I love reading about India because there’s so much off the beaten track and I’ve never been. This is stunning!
Yup, India has so much to offer. I am plain lucky to be born in India.
The landscapes of the the Nubra valley are indeed the stuff that dreams are made of. Loved each and every moment frozen by your lens. The cutest moments are those of the Bactrian Camels. They look so endearing.
This stretch was just so amazing with its constant changing landscapes. It was fun too with our mad party at Hunder. I agree with you on wanting to spend more time – maybe some more time by that stream in the property. Loved the pics of the Bactrian camels that you have caught!
Leh is on my mind from a long time now, but never got a chance to visit. Tourism has surely boosted there since the internet phenomenon but there is a side of Leh which I never heard about – the sand dunes. That’s something which tourists are maybe not yet aware of or just ignore it. But it is really beautiful with sand and greenery almost hand in hand.
Now I know the meaning of Soul Window, very interesting! With the views you experienced on this trip it truly was a soul window! Passing over the highest motorable road in the world sounds very unique, it must have been a strange feeling up there! Your photos are incredible, I would take this route for photography reasons alone!

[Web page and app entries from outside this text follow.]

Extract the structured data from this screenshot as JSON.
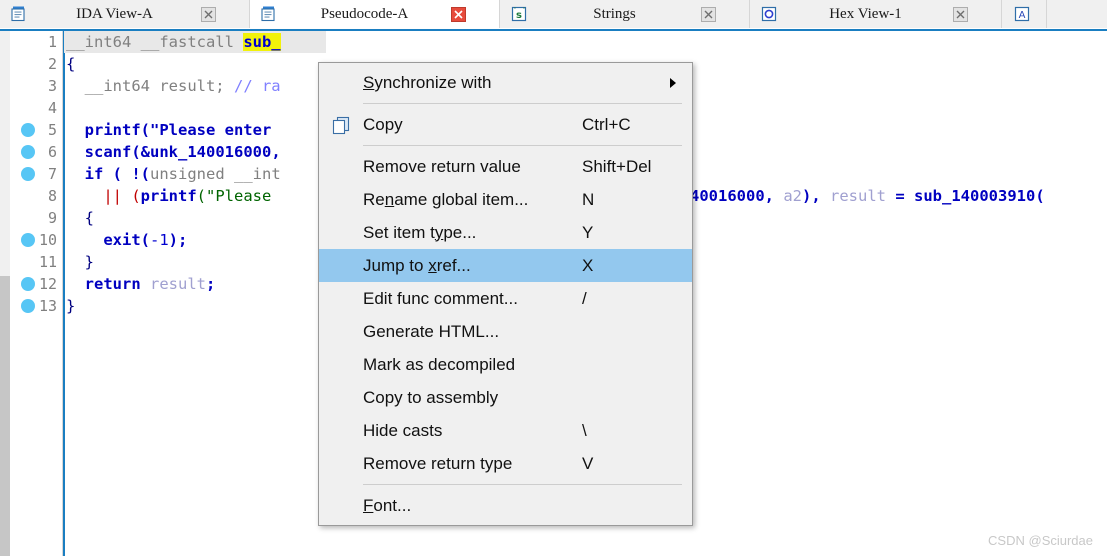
{
  "tabs": [
    {
      "id": "ida-view-a",
      "label": "IDA View-A",
      "icon": "document-blue-icon",
      "active": false,
      "close_icon": "close-gray-icon"
    },
    {
      "id": "pseudocode-a",
      "label": "Pseudocode-A",
      "icon": "document-blue-icon",
      "active": true,
      "close_icon": "close-red-icon"
    },
    {
      "id": "strings",
      "label": "Strings",
      "icon": "strings-green-icon",
      "active": false,
      "close_icon": "close-gray-icon"
    },
    {
      "id": "hex-view-1",
      "label": "Hex View-1",
      "icon": "hex-view-icon",
      "active": false,
      "close_icon": "close-gray-icon"
    },
    {
      "id": "extra",
      "label": "",
      "icon": "structures-icon",
      "active": false,
      "close_icon": ""
    }
  ],
  "editor": {
    "lines": [
      {
        "num": "1",
        "breakpoint": false,
        "current": true
      },
      {
        "num": "2",
        "breakpoint": false,
        "current": false
      },
      {
        "num": "3",
        "breakpoint": false,
        "current": false
      },
      {
        "num": "4",
        "breakpoint": false,
        "current": false
      },
      {
        "num": "5",
        "breakpoint": true,
        "current": false
      },
      {
        "num": "6",
        "breakpoint": true,
        "current": false
      },
      {
        "num": "7",
        "breakpoint": true,
        "current": false
      },
      {
        "num": "8",
        "breakpoint": false,
        "current": false
      },
      {
        "num": "9",
        "breakpoint": false,
        "current": false
      },
      {
        "num": "10",
        "breakpoint": true,
        "current": false
      },
      {
        "num": "11",
        "breakpoint": false,
        "current": false
      },
      {
        "num": "12",
        "breakpoint": true,
        "current": false
      },
      {
        "num": "13",
        "breakpoint": true,
        "current": false
      }
    ],
    "code": {
      "l1_a": "__int64 __fastcall ",
      "l1_hl": "sub_",
      "l2": "{",
      "l3_a": "  __int64 result; ",
      "l3_cmt": "// ra",
      "l5": "  printf(\"Please enter",
      "l6_a": "  scanf(&",
      "l6_b": "unk_140016000",
      "l6_c": ",",
      "l7_a": "  if ( !(",
      "l7_b": "unsigned __int",
      "l8_a": "    || (",
      "l8_b": "printf",
      "l8_c": "(\"Please",
      "l8_right_a": "40016000",
      "l8_right_b": ", ",
      "l8_right_c": "a2",
      "l8_right_d": "), ",
      "l8_right_e": "result",
      "l8_right_f": " = ",
      "l8_right_g": "sub_140003910",
      "l8_right_h": "(",
      "l9": "  {",
      "l10_a": "    exit",
      "l10_b": "(",
      "l10_c": "-1",
      "l10_d": ");",
      "l11": "  }",
      "l12_a": "  return ",
      "l12_b": "result",
      "l12_c": ";",
      "l13": "}"
    }
  },
  "context_menu": {
    "items": [
      {
        "id": "synchronize-with",
        "label": "Synchronize with",
        "label_pre": "S",
        "label_post": "ynchronize with",
        "shortcut": "",
        "submenu": true,
        "selected": false,
        "icon": "",
        "sep_after": true
      },
      {
        "id": "copy",
        "label": "Copy",
        "label_pre": "",
        "label_post": "Copy",
        "shortcut": "Ctrl+C",
        "submenu": false,
        "selected": false,
        "icon": "copy-icon",
        "sep_after": true
      },
      {
        "id": "remove-return-value",
        "label": "Remove return value",
        "label_pre": "",
        "label_post": "Remove return value",
        "shortcut": "Shift+Del",
        "submenu": false,
        "selected": false,
        "icon": "",
        "sep_after": false
      },
      {
        "id": "rename-global-item",
        "label": "Rename global item...",
        "label_pre": "Re",
        "label_post": "name global item...",
        "shortcut": "N",
        "submenu": false,
        "selected": false,
        "icon": "",
        "sep_after": false
      },
      {
        "id": "set-item-type",
        "label": "Set item type...",
        "label_pre": "Set item t",
        "label_post": "ype...",
        "shortcut": "Y",
        "submenu": false,
        "selected": false,
        "icon": "",
        "sep_after": false
      },
      {
        "id": "jump-to-xref",
        "label": "Jump to xref...",
        "label_pre": "Jump to ",
        "label_post": "xref...",
        "shortcut": "X",
        "submenu": false,
        "selected": true,
        "icon": "",
        "sep_after": false
      },
      {
        "id": "edit-func-comment",
        "label": "Edit func comment...",
        "label_pre": "",
        "label_post": "Edit func comment...",
        "shortcut": "/",
        "submenu": false,
        "selected": false,
        "icon": "",
        "sep_after": false
      },
      {
        "id": "generate-html",
        "label": "Generate HTML...",
        "label_pre": "",
        "label_post": "Generate HTML...",
        "shortcut": "",
        "submenu": false,
        "selected": false,
        "icon": "",
        "sep_after": false
      },
      {
        "id": "mark-as-decompiled",
        "label": "Mark as decompiled",
        "label_pre": "",
        "label_post": "Mark as decompiled",
        "shortcut": "",
        "submenu": false,
        "selected": false,
        "icon": "",
        "sep_after": false
      },
      {
        "id": "copy-to-assembly",
        "label": "Copy to assembly",
        "label_pre": "",
        "label_post": "Copy to assembly",
        "shortcut": "",
        "submenu": false,
        "selected": false,
        "icon": "",
        "sep_after": false
      },
      {
        "id": "hide-casts",
        "label": "Hide casts",
        "label_pre": "",
        "label_post": "Hide casts",
        "shortcut": "\\",
        "submenu": false,
        "selected": false,
        "icon": "",
        "sep_after": false
      },
      {
        "id": "remove-return-type",
        "label": "Remove return type",
        "label_pre": "",
        "label_post": "Remove return type",
        "shortcut": "V",
        "submenu": false,
        "selected": false,
        "icon": "",
        "sep_after": true
      },
      {
        "id": "font",
        "label": "Font...",
        "label_pre": "F",
        "label_post": "ont...",
        "shortcut": "",
        "submenu": false,
        "selected": false,
        "icon": "",
        "sep_after": false
      }
    ]
  },
  "watermark": {
    "text": "CSDN @Sciurdae"
  },
  "colors": {
    "accent": "#1a7ec1",
    "menu_selection": "#93c8ee",
    "highlight_yellow": "#f2f20a",
    "breakpoint": "#57c6f5",
    "string_green": "#006400",
    "keyword_blue": "#0000c0",
    "comment_blue": "#8080ff",
    "type_gray": "#808080",
    "menu_bg": "#f0f0f0",
    "tabbar_bg": "#f0f0f0"
  }
}
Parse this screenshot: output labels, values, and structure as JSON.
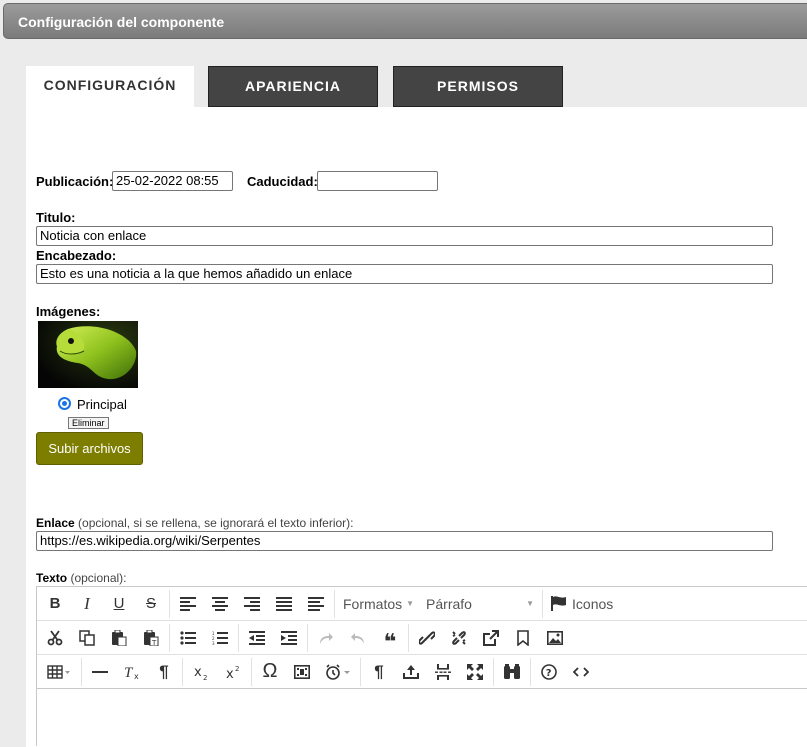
{
  "window": {
    "title": "Configuración del componente"
  },
  "tabs": [
    {
      "label": "CONFIGURACIÓN",
      "active": true
    },
    {
      "label": "APARIENCIA",
      "active": false
    },
    {
      "label": "PERMISOS",
      "active": false
    }
  ],
  "form": {
    "publicacion": {
      "label": "Publicación:",
      "value": "25-02-2022 08:55"
    },
    "caducidad": {
      "label": "Caducidad:",
      "value": ""
    },
    "titulo": {
      "label": "Titulo:",
      "value": "Noticia con enlace"
    },
    "encabezado": {
      "label": "Encabezado:",
      "value": "Esto es una noticia a la que hemos añadido un enlace"
    },
    "imagenes": {
      "label": "Imágenes:",
      "principal_label": "Principal",
      "principal_checked": true,
      "delete_label": "Eliminar",
      "upload_label": "Subir archivos"
    },
    "enlace": {
      "label": "Enlace",
      "note": " (opcional, si se rellena, se ignorará el texto inferior):",
      "value": "https://es.wikipedia.org/wiki/Serpentes"
    },
    "texto": {
      "label": "Texto",
      "note": " (opcional):"
    }
  },
  "editor": {
    "formats_label": "Formatos",
    "block_label": "Párrafo",
    "icons_label": "Iconos",
    "bold": "B",
    "italic": "I",
    "underline": "U",
    "strike": "S",
    "omega": "Ω",
    "pilcrow": "¶",
    "quote": "❝",
    "colors": {
      "toolbar_icon": "#333333",
      "accent": "#7d7d00",
      "radio": "#1a73e8"
    }
  }
}
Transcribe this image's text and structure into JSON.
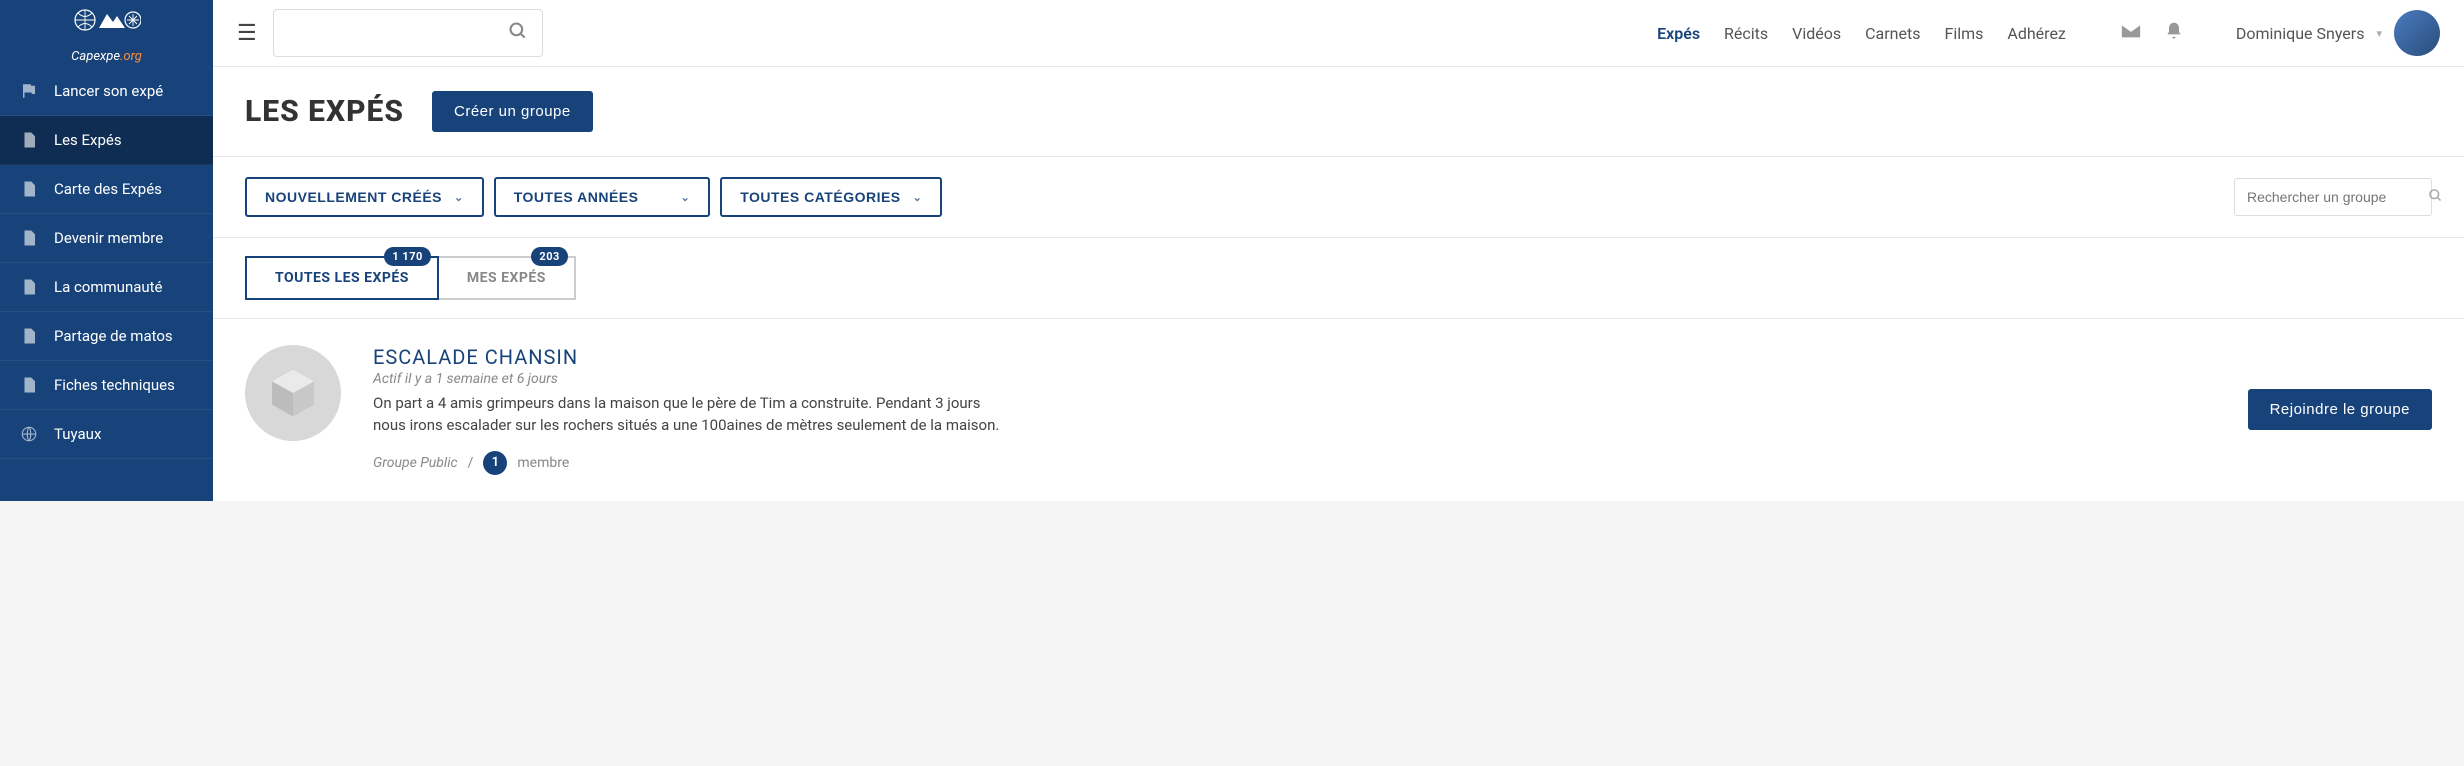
{
  "brand": {
    "name": "Capexpe",
    "suffix": ".org"
  },
  "sidebar": {
    "items": [
      {
        "label": "Lancer son expé",
        "icon": "flag-icon"
      },
      {
        "label": "Les Expés",
        "icon": "document-icon"
      },
      {
        "label": "Carte des Expés",
        "icon": "document-icon"
      },
      {
        "label": "Devenir membre",
        "icon": "document-icon"
      },
      {
        "label": "La communauté",
        "icon": "document-icon"
      },
      {
        "label": "Partage de matos",
        "icon": "document-icon"
      },
      {
        "label": "Fiches techniques",
        "icon": "document-icon"
      },
      {
        "label": "Tuyaux",
        "icon": "globe-icon"
      }
    ],
    "active_index": 1
  },
  "topnav": {
    "items": [
      {
        "label": "Expés",
        "primary": true
      },
      {
        "label": "Récits"
      },
      {
        "label": "Vidéos"
      },
      {
        "label": "Carnets"
      },
      {
        "label": "Films"
      },
      {
        "label": "Adhérez"
      }
    ]
  },
  "user": {
    "name": "Dominique Snyers"
  },
  "page": {
    "title": "LES EXPÉS",
    "create_button": "Créer un groupe"
  },
  "filters": {
    "sort": "NOUVELLEMENT CRÉÉS",
    "years": "TOUTES ANNÉES",
    "categories": "TOUTES CATÉGORIES"
  },
  "group_search": {
    "placeholder": "Rechercher un groupe"
  },
  "tabs": {
    "all": {
      "label": "TOUTES LES EXPÉS",
      "count": "1 170"
    },
    "mine": {
      "label": "MES EXPÉS",
      "count": "203"
    }
  },
  "group": {
    "title": "ESCALADE CHANSIN",
    "activity": "Actif il y a 1 semaine et 6 jours",
    "description": "On part a 4 amis grimpeurs dans la maison que le père de Tim a construite. Pendant 3 jours nous irons escalader sur les rochers situés a une 100aines de mètres seulement de la maison.",
    "visibility": "Groupe Public",
    "separator": "/",
    "member_count": "1",
    "member_label": "membre",
    "join_button": "Rejoindre le groupe"
  }
}
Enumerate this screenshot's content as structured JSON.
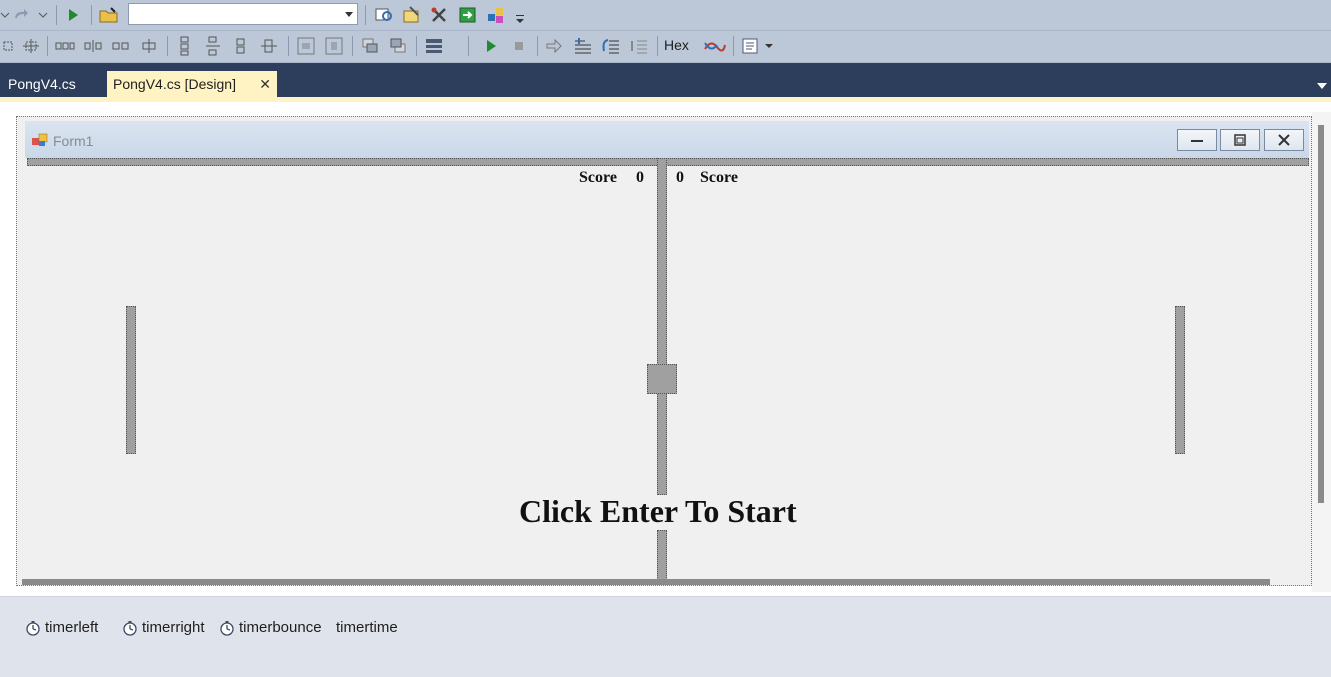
{
  "toolbar": {
    "config_combo_value": "",
    "hex_label": "Hex"
  },
  "tabs": [
    {
      "label": "PongV4.cs",
      "active": false
    },
    {
      "label": "PongV4.cs [Design]",
      "active": true
    }
  ],
  "tab_close_glyph": "✕",
  "form": {
    "title": "Form1"
  },
  "game": {
    "score_left_label": "Score",
    "score_left_value": "0",
    "score_right_value": "0",
    "score_right_label": "Score",
    "start_message": "Click Enter To Start"
  },
  "tray": {
    "components": [
      {
        "name": "timerleft",
        "icon": "stopwatch-icon"
      },
      {
        "name": "timerright",
        "icon": "stopwatch-icon"
      },
      {
        "name": "timerbounce",
        "icon": "stopwatch-icon"
      },
      {
        "name": "timertime",
        "icon": ""
      }
    ]
  },
  "colors": {
    "toolbar_bg": "#bcc7d8",
    "tabstrip_bg": "#2c3e5c",
    "active_tab_bg": "#fff3c4",
    "form_bg": "#f0f0f0"
  }
}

I did not realize India had landscape scenes like this, wow! The ice fields, turquoise rivers, white sand, mountains, statues all provide amazing opportunities for exploration and photography. Thank you for opening my eyes to a new destination experience.
India has such diverse scenery it really amazes me. This is the first time I see its sand dunes. And Wow those sand dunes are something. I cannot believe how close they are to the green trees. I am sorry to hear that they employ all the camels there to take tourists along and I would have done like you and explored on foot. Such an incredible country that I hope I can visit one day.
I honestly would not have guessed the backyard of India to look like this, those white sands are GORGEOUS! thank you for sharing this with me!! Mother Nature is just plain gorgeous there! I can’t wait to see it with my own eyes one day!
What a captivating post! I loved your photos. Especially the first one featuring the Diskit monastery. this is truly a magnificent part of India.
Lovely and stunning nature photography! Loved the first shot of Shanti Stupa with shaded mountains. There are Bactrian camels and sand dunes here in Ladakh also because I thought , they are found in hot deserts. This trip really looks incredible with fresh air and clean surroundings.
Ahhhhhhhhh……. So that’s what I missed!!!! Too bad… Hope I’ll be able to visit Ladakh soon… Ladakh is so high atop my wishlist, but sadly had to miss this trip…
Cycling on that pass, in that altitude? Whoa! I cannot think of it! The views are just spectacular… I didn’t know about the sand dunes of Ladakh. Thanks for this detailed virtual tour.
Hats off to the Indian Army for braving ‘this’ and protecting us in an everyday basis!!!
I’ve never been to India, so seeing these photos are truly incredible. Those valleys and sand dunes are mesmerising of the Nubra Valley. I’ve only heard good things about this region, and this post only reinforces it! Maybe one day!
I’m glad you were able to break the ice and become friends with your fellow bloggers. That is always a little awkward the first time. I love discovering smaller, out-of-the-way locations. Somehow it feels like you get the whole experience to yourself without having to share it with gobs of fellow tourists.